A bipartisan bill introduced in the Senate on Tuesday would hold telecommunications firm Ligado Networks responsible for costs to mitigate all potential GPS interference, not just that associated with government systems, as a result of the company’s plan to build a new commercial L-Band network for 5G infrastructure.
Sen. Jim Inhofe (R-Okla.), the top Republican on the Senate Armed Services Committee, is leading the measure and builds on his previous opposition to the Federal Communications Commission’s (FCC) decision last year to approve Ligado’s network plan, citing concerns it will place undue risk on GPS reliability.
“GPS and satellite communications don’t only impact our military—we rely on it for so much of our day to day lives, which is why we need to take steps to protect not just the federal government from the harmful decision, but all state and local governments, private entities and consumers too,” Inhofe said in a statement. “When Ligado’s effort to repurpose spectrum causes interference in the infrastructure of those systems, as tests have shown it will, consumers and taxpayers shouldn’t bear the burden of updating countless systems. That cost should only be borne by the responsible party: Ligado.”

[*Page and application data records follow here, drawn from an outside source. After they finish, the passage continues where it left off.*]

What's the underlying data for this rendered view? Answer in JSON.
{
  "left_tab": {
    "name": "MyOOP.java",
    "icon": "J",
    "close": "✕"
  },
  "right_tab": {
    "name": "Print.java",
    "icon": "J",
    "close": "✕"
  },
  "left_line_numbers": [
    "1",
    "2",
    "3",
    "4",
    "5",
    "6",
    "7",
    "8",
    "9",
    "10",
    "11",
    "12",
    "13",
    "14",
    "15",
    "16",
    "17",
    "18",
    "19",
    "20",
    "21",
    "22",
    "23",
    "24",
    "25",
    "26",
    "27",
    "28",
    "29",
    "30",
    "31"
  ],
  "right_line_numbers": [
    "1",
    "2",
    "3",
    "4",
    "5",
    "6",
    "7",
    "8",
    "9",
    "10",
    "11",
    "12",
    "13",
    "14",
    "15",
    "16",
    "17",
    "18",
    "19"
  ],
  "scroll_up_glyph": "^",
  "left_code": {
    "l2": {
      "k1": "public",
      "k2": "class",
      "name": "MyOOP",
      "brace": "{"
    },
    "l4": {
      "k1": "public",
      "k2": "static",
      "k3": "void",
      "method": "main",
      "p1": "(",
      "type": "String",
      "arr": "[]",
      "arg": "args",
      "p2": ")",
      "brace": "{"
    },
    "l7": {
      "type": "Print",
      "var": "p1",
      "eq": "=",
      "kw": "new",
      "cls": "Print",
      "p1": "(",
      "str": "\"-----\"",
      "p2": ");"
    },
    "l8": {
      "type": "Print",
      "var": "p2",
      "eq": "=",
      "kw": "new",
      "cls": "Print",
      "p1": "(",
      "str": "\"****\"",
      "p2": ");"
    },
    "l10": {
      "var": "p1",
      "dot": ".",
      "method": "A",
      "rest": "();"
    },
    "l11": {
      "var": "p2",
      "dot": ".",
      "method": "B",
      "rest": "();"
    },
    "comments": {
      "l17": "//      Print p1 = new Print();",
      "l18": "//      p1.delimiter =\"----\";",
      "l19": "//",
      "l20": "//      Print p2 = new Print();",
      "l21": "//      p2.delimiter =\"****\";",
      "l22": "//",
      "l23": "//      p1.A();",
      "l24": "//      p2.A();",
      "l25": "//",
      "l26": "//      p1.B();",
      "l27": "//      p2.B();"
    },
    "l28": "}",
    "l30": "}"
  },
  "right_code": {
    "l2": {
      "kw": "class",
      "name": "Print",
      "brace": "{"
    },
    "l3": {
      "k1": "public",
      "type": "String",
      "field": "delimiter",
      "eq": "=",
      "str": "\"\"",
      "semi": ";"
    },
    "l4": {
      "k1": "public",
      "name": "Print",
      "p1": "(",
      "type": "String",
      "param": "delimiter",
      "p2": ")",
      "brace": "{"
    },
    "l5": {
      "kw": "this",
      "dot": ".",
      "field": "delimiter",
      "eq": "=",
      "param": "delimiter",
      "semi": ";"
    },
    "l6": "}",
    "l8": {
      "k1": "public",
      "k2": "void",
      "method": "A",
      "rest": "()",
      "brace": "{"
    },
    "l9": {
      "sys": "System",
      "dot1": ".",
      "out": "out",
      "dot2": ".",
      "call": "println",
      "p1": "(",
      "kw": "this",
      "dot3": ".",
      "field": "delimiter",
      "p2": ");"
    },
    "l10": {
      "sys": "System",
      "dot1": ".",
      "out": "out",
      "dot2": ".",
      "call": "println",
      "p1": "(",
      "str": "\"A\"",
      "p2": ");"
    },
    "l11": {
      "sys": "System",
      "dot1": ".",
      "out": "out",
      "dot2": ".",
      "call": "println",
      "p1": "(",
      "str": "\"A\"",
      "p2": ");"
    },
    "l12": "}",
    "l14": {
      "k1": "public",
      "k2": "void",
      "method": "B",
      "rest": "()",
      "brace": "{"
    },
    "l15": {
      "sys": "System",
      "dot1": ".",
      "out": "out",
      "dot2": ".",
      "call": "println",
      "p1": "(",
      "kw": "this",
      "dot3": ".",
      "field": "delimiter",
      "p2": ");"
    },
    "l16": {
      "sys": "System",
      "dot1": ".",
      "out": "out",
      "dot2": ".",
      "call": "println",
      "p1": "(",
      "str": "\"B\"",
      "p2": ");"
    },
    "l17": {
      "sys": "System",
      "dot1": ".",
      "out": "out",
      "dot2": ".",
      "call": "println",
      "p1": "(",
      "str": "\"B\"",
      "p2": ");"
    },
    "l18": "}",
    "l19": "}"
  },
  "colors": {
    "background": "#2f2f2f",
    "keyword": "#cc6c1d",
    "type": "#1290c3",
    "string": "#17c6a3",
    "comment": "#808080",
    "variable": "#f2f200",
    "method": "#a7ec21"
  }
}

The RETAIN GPS and Satellite Communications Act (S.2166), co-sponsored by Sens. Tammy Duckworth (D-Ill.) and Mike Rounds (R-S.D.), would require Ligado to cover the cost of addressing any interference caused to commercial devices, with the lawmakers’ statement noting “99 percent of the more than 900 million GPS devices found in the United States are used by the private sector,” while the FCC had previously specified mitigating measures to government systems.
Congress has previously pushed to prohibit the use of Pentagon funds to comply with the FCC’s order until an assessment is conducted on the risks to GPS signals, citing senior DoD officials’ concerns on the potential for interference with military systems.

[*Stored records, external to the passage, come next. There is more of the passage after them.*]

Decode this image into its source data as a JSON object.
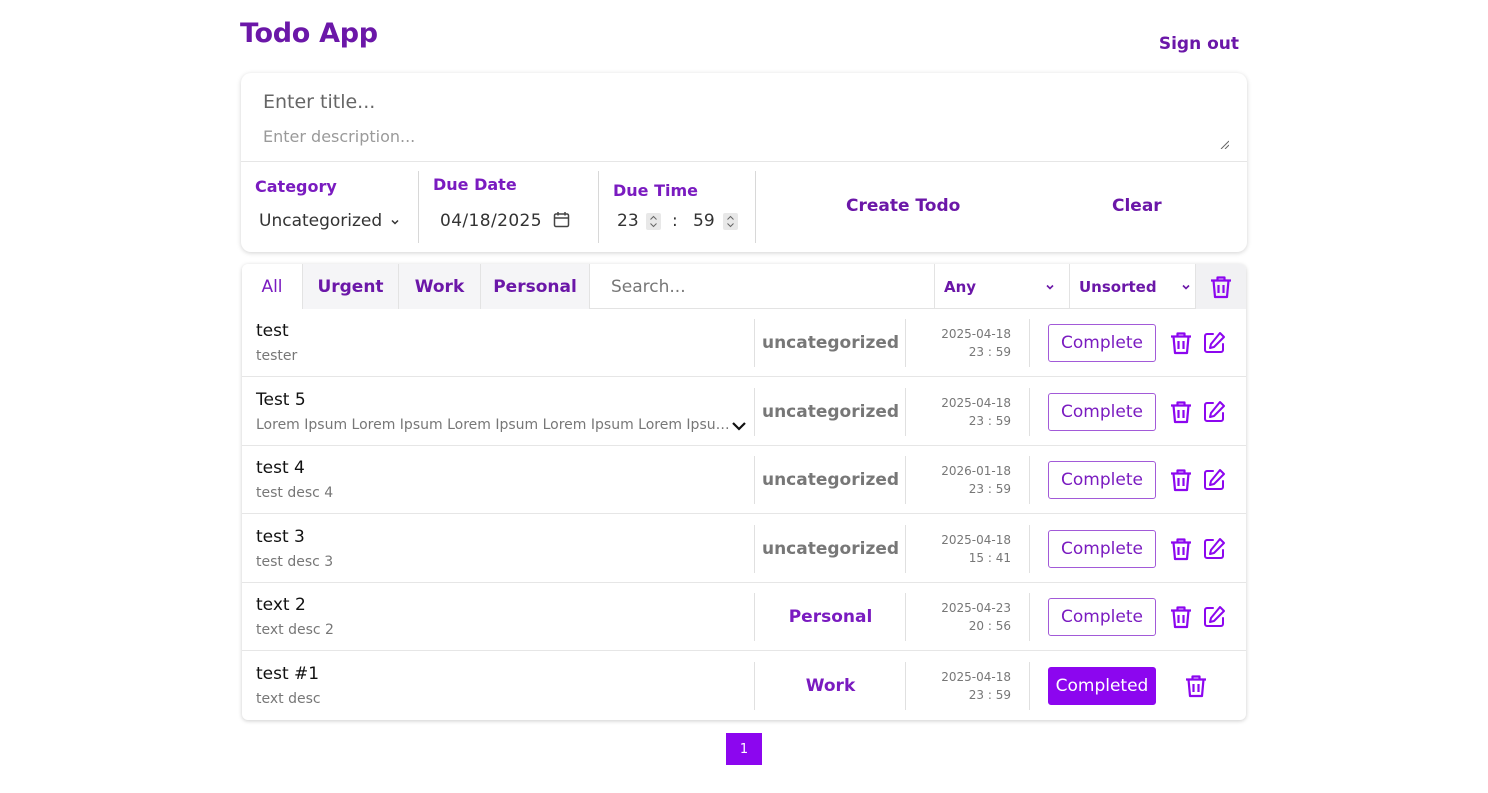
{
  "header": {
    "title": "Todo App",
    "signout_label": "Sign out"
  },
  "form": {
    "title_placeholder": "Enter title...",
    "description_placeholder": "Enter description...",
    "category_label": "Category",
    "category_value": "Uncategorized",
    "due_date_label": "Due Date",
    "due_date_value": "04/18/2025",
    "due_time_label": "Due Time",
    "due_hour": "23",
    "due_minute": "59",
    "time_separator": ":",
    "create_label": "Create Todo",
    "clear_label": "Clear"
  },
  "toolbar": {
    "tabs": [
      {
        "label": "All",
        "active": true
      },
      {
        "label": "Urgent"
      },
      {
        "label": "Work"
      },
      {
        "label": "Personal"
      }
    ],
    "search_placeholder": "Search...",
    "filter_value": "Any",
    "sort_value": "Unsorted",
    "bulk_delete_icon": "trash-icon"
  },
  "todos": [
    {
      "title": "test",
      "description": "tester",
      "category": "uncategorized",
      "date": "2025-04-18",
      "time": "23 : 59",
      "status_label": "Complete",
      "completed": false
    },
    {
      "title": "Test 5",
      "description": "Lorem Ipsum Lorem Ipsum Lorem Ipsum Lorem Ipsum Lorem Ipsum Lorem Ipsum",
      "category": "uncategorized",
      "date": "2025-04-18",
      "time": "23 : 59",
      "status_label": "Complete",
      "completed": false,
      "expandable": true
    },
    {
      "title": "test 4",
      "description": "test desc 4",
      "category": "uncategorized",
      "date": "2026-01-18",
      "time": "23 : 59",
      "status_label": "Complete",
      "completed": false
    },
    {
      "title": "test 3",
      "description": "test desc 3",
      "category": "uncategorized",
      "date": "2025-04-18",
      "time": "15 : 41",
      "status_label": "Complete",
      "completed": false
    },
    {
      "title": "text 2",
      "description": "text desc 2",
      "category": "Personal",
      "date": "2025-04-23",
      "time": "20 : 56",
      "status_label": "Complete",
      "completed": false
    },
    {
      "title": "test #1",
      "description": "text desc",
      "category": "Work",
      "date": "2025-04-18",
      "time": "23 : 59",
      "status_label": "Completed",
      "completed": true
    }
  ],
  "pagination": {
    "current": "1"
  },
  "colors": {
    "accent": "#7a1bc0",
    "accent_dark": "#6b17a8",
    "button_fill": "#8c06ef",
    "muted": "#777777"
  }
}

“As a founding co-chair of the Congressional GPS Caucus, I’m proud to help Senator Inhofe introduce bipartisan legislation that will help make sure Ligado Networks is accountable for covering the costs of addressing any harmful interference that results from deployment of its proposed wireless network,” Duckworth said.